Faced with the allegations, Ms. Ruthardt last year considered reopening the EMLICO redomestication but decided instead to pursue the fraud charges as part of an examination of Massachusetts-based Electric Insurance, headed by several former EMLICO officers.
As part of this investigation, the Insurance Division subpoenaed EMLICO-related records from several consultants, including Tillinghast-Towers Perrin.
The settlement talks between regulators, GE and EMLICO were disclosed last month when the parties jointly sought to delay a court action to enforce the Tillinghast subpoena (BI, March 3).
Sources familiar with the talks last week confirmed a Boston Globe report that the deal calls for the Massachusetts division to become ancillary receiver for EMLICO with oversight of GE environmental and asbestos claims settlements.
Under the proposed deal, EMLICO liquidators with Coopers & Lybrand would negotiate claim settlements with GE and then submit the settlement packages to Massachusetts regulators for approval, the sources say.

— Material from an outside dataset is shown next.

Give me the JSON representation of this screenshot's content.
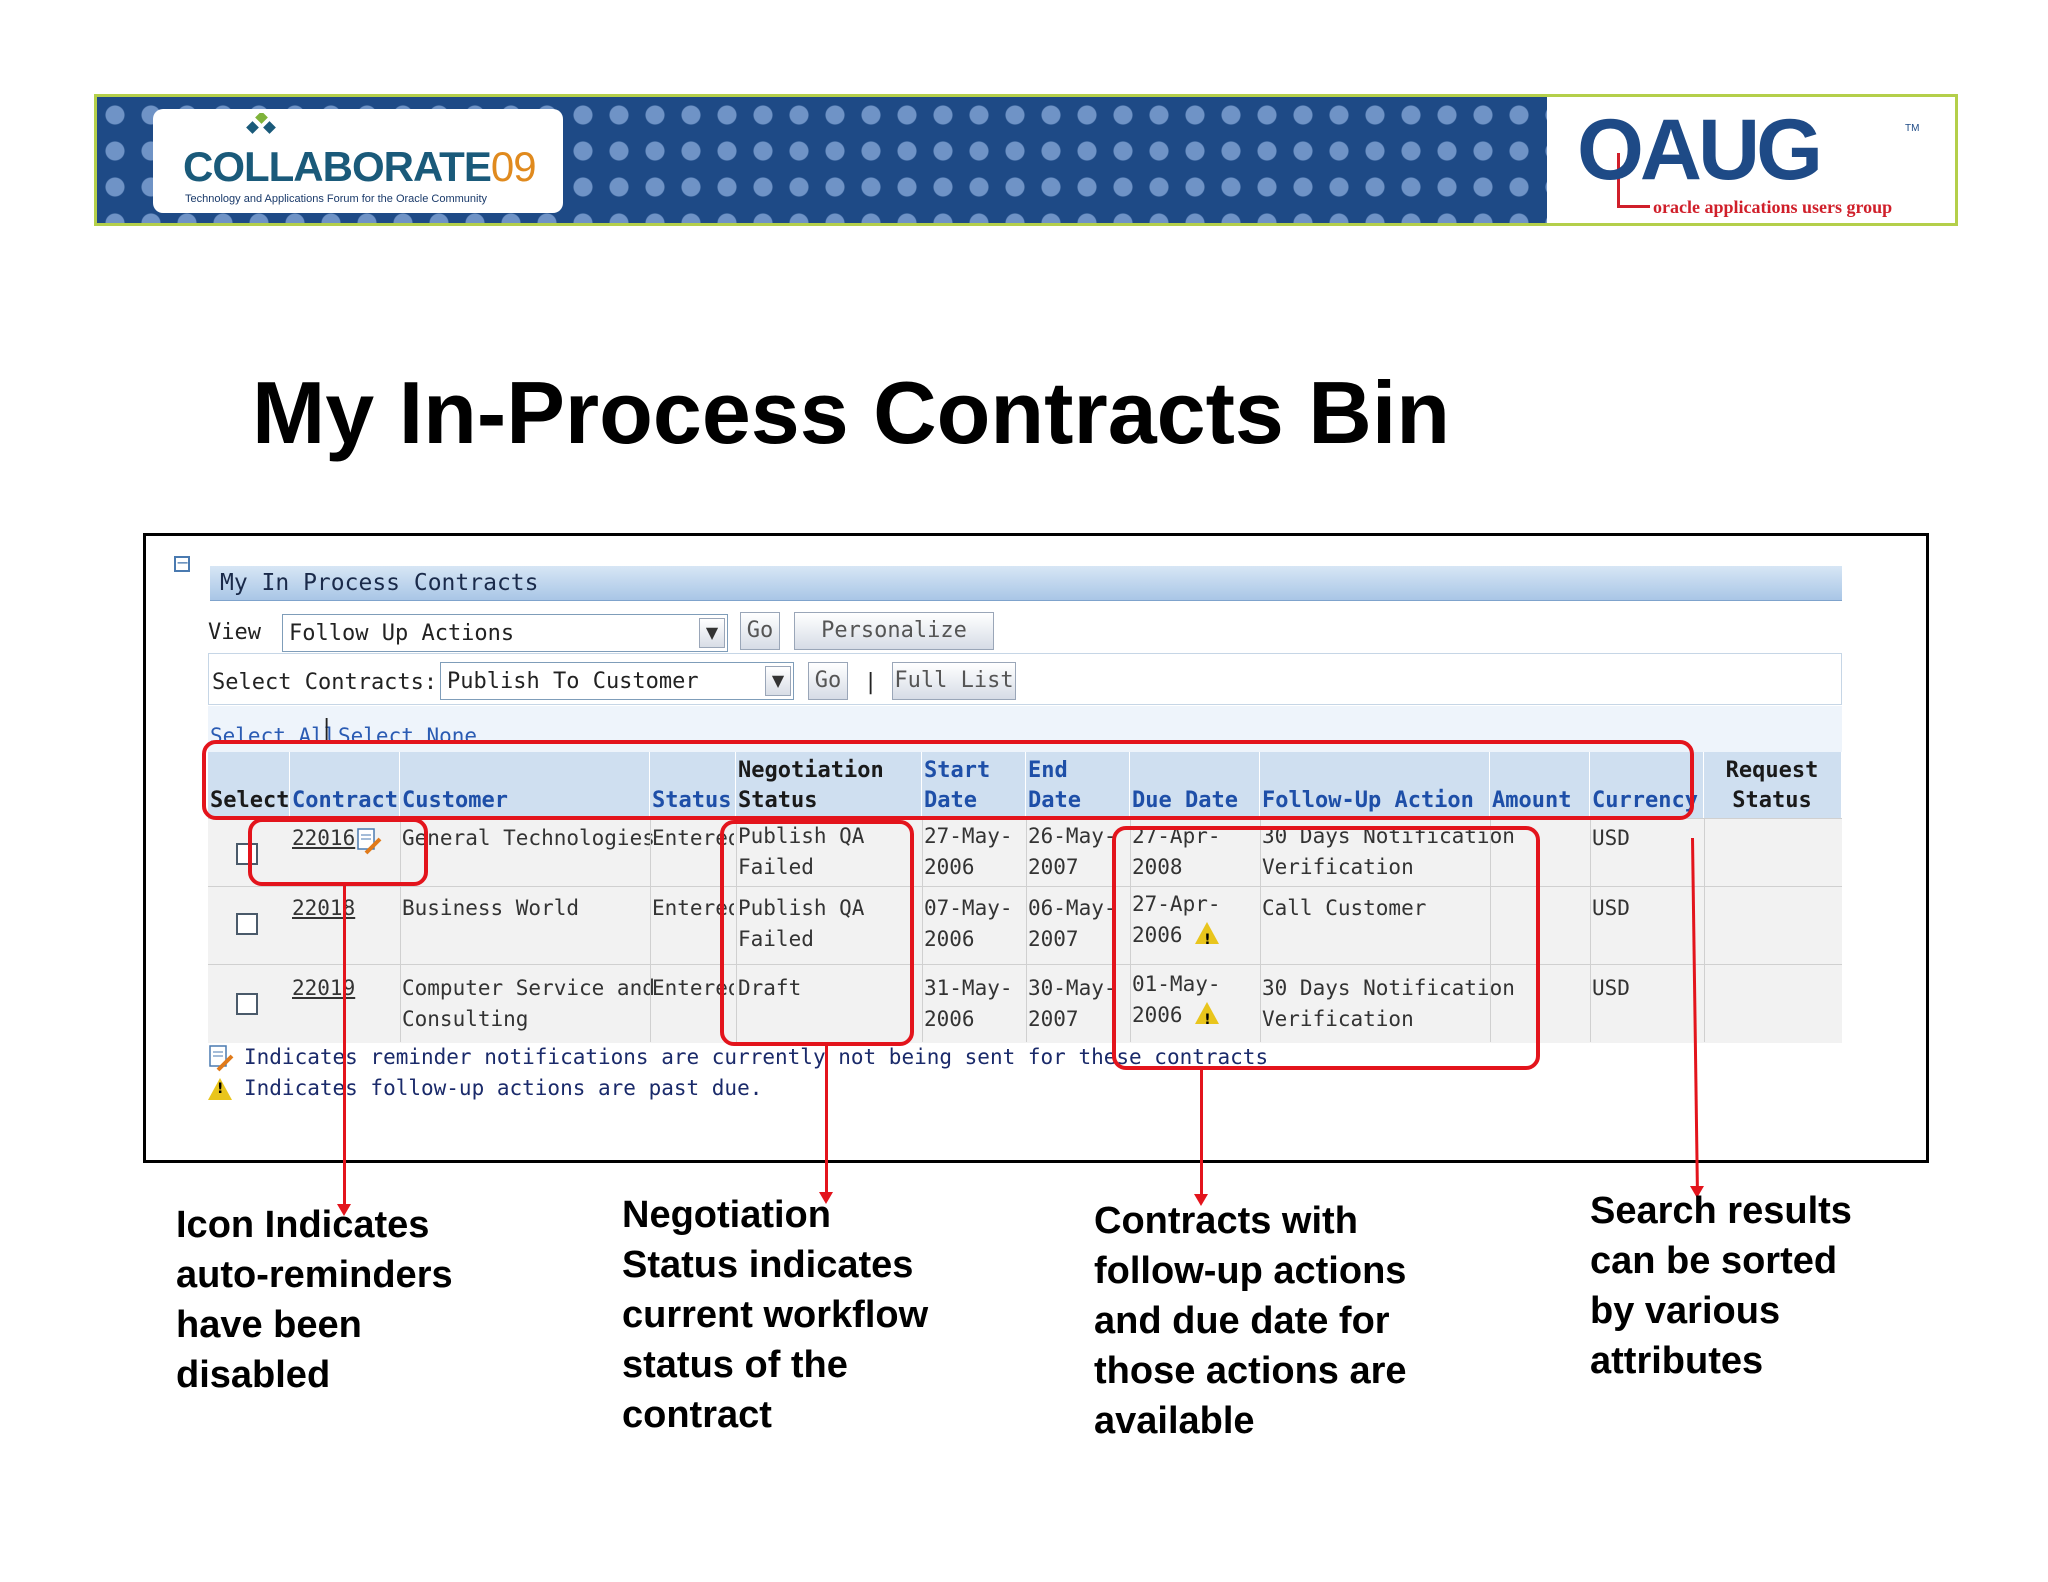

"Large" claims would also be subject to additional review by a special master appointed by the state Supreme Judicial Court, according to one source, who could not say how "large claims" will be defined. Reinsurers would have "ample opportunity" to air objections to these settlements in the court approval process, the source said.
If Massachusetts authorities rejected a settlement, it would return to Bermuda for renegotiation.

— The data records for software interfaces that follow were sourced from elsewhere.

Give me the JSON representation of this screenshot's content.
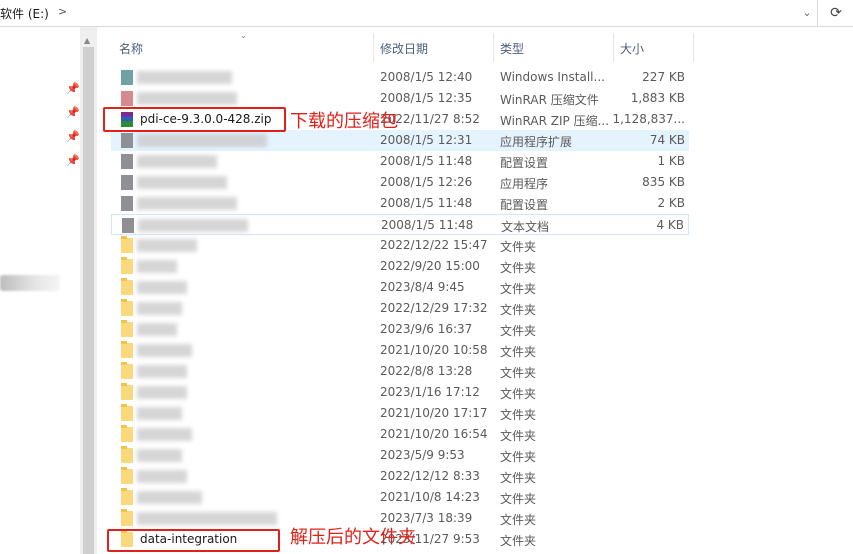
{
  "address_bar": {
    "path_text": "软件 (E:)",
    "separator": ">",
    "dropdown": "⌄",
    "refresh": "⟳"
  },
  "columns": {
    "name": "名称",
    "date_modified": "修改日期",
    "type": "类型",
    "size": "大小"
  },
  "files": [
    {
      "name": "",
      "date": "2008/1/5 12:40",
      "type": "Windows Install...",
      "size": "227 KB",
      "icon": "teal",
      "name_blurred": true
    },
    {
      "name": "",
      "date": "2008/1/5 12:35",
      "type": "WinRAR 压缩文件",
      "size": "1,883 KB",
      "icon": "pink",
      "name_blurred": true
    },
    {
      "name": "pdi-ce-9.3.0.0-428.zip",
      "date": "2022/11/27 8:52",
      "type": "WinRAR ZIP 压缩...",
      "size": "1,128,837...",
      "icon": "rar",
      "name_blurred": false
    },
    {
      "name": "",
      "date": "2008/1/5 12:31",
      "type": "应用程序扩展",
      "size": "74 KB",
      "icon": "gray",
      "name_blurred": true,
      "selected": true
    },
    {
      "name": "",
      "date": "2008/1/5 11:48",
      "type": "配置设置",
      "size": "1 KB",
      "icon": "gray",
      "name_blurred": true
    },
    {
      "name": "",
      "date": "2008/1/5 12:26",
      "type": "应用程序",
      "size": "835 KB",
      "icon": "gray",
      "name_blurred": true
    },
    {
      "name": "",
      "date": "2008/1/5 11:48",
      "type": "配置设置",
      "size": "2 KB",
      "icon": "gray",
      "name_blurred": true
    },
    {
      "name": "",
      "date": "2008/1/5 11:48",
      "type": "文本文档",
      "size": "4 KB",
      "icon": "gray",
      "name_blurred": true,
      "hover": true
    },
    {
      "name": "",
      "date": "2022/12/22 15:47",
      "type": "文件夹",
      "size": "",
      "icon": "folder",
      "name_blurred": true
    },
    {
      "name": "",
      "date": "2022/9/20 15:00",
      "type": "文件夹",
      "size": "",
      "icon": "folder",
      "name_blurred": true
    },
    {
      "name": "",
      "date": "2023/8/4 9:45",
      "type": "文件夹",
      "size": "",
      "icon": "folder",
      "name_blurred": true
    },
    {
      "name": "",
      "date": "2022/12/29 17:32",
      "type": "文件夹",
      "size": "",
      "icon": "folder",
      "name_blurred": true
    },
    {
      "name": "",
      "date": "2023/9/6 16:37",
      "type": "文件夹",
      "size": "",
      "icon": "folder",
      "name_blurred": true
    },
    {
      "name": "",
      "date": "2021/10/20 10:58",
      "type": "文件夹",
      "size": "",
      "icon": "folder",
      "name_blurred": true
    },
    {
      "name": "",
      "date": "2022/8/8 13:28",
      "type": "文件夹",
      "size": "",
      "icon": "folder",
      "name_blurred": true
    },
    {
      "name": "",
      "date": "2023/1/16 17:12",
      "type": "文件夹",
      "size": "",
      "icon": "folder",
      "name_blurred": true
    },
    {
      "name": "",
      "date": "2021/10/20 17:17",
      "type": "文件夹",
      "size": "",
      "icon": "folder",
      "name_blurred": true
    },
    {
      "name": "",
      "date": "2021/10/20 16:54",
      "type": "文件夹",
      "size": "",
      "icon": "folder",
      "name_blurred": true
    },
    {
      "name": "",
      "date": "2023/5/9 9:53",
      "type": "文件夹",
      "size": "",
      "icon": "folder",
      "name_blurred": true
    },
    {
      "name": "",
      "date": "2022/12/12 8:33",
      "type": "文件夹",
      "size": "",
      "icon": "folder",
      "name_blurred": true
    },
    {
      "name": "",
      "date": "2021/10/8 14:23",
      "type": "文件夹",
      "size": "",
      "icon": "folder",
      "name_blurred": true
    },
    {
      "name": "",
      "date": "2023/7/3 18:39",
      "type": "文件夹",
      "size": "",
      "icon": "folder",
      "name_blurred": true
    },
    {
      "name": "data-integration",
      "date": "2023/11/27 9:53",
      "type": "文件夹",
      "size": "",
      "icon": "folder",
      "name_blurred": false
    }
  ],
  "annotations": {
    "zip_label": "下载的压缩包",
    "folder_label": "解压后的文件夹",
    "color": "#e0211a"
  },
  "nav": {
    "pin_icon": "📌"
  }
}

Massachusetts law would apply to the GE claims and to issues related to reinsurance coverage, according to the sources.
As part of the deal, the Massachusetts division also would reaffirm its approval of EMLICO's reorganization and is expected to drop its investigation of alleged fraud by GE and EMLICO, the sources say.
Reinsurers and legislators have already objected to this reported provision.
"The issue of fraud on a public agency is being swept under the rug," charged Joseph T. McCollough IV, a lawyer with Lovell White Durrant in Chicago, representing Kemper Re.
"I am concerned that the questions raised concerning the process utilized by the division in the course of the EMLICO hearings and the adequacy of the financial information provided to the division in this regard remain unanswered," State Rep. John P. Slattery said in a letter to Ms. Ruthardt.
"I respectfully urge you to incorporate into any agreement. . .a provision requiring full and complete disclosure of EMLICO's financial position as of the date of entry of the redomestication order."
State Sen. Michael W. Morrissey also questioned "why other people, including reinsurers, were not asked to participate, and the intent of having this deal done behind closed doors rather than through a public hearing process as it should have."
Reinsurers also raised several questions about the deal that remain unanswerable in the absence of specifics on how the agreement would work.
It is unclear, for example, whether EMLICO's liquidators might still argue that reinsurers are subject to Bermuda liquidation law, which allows the liquidators to estimate future claims and attempt to collect immediately from reinsurers, reinsurer lawyers say.
Also unclear is how the deal would affect the insolvency clause in reinsurers' contracts, which allows them to interpose defenses to GE claims against EMLICO. Reinsurer lawyers wonder, for example, whether Bermuda liquidators would be allowed to settle claims with GE with no argument from reinsurers.
Reinsurers also questioned whether Massachusetts authorities really will have much control over GE claims if the settlements are reached in Bermuda and presented to regulators as done deals.
"GE's claims against EMLICO will continue to be handled by GE's handpicked liquidators, with GE acting as the puppeteer," Mr. McCollough charged in a statement.
Negotiators for the Insurance Division, EMLICO's liquidators and GE were meeting Friday afternoon to work on the deal, and sources familiar with the talks said they were unsure when an agreement might be finalized.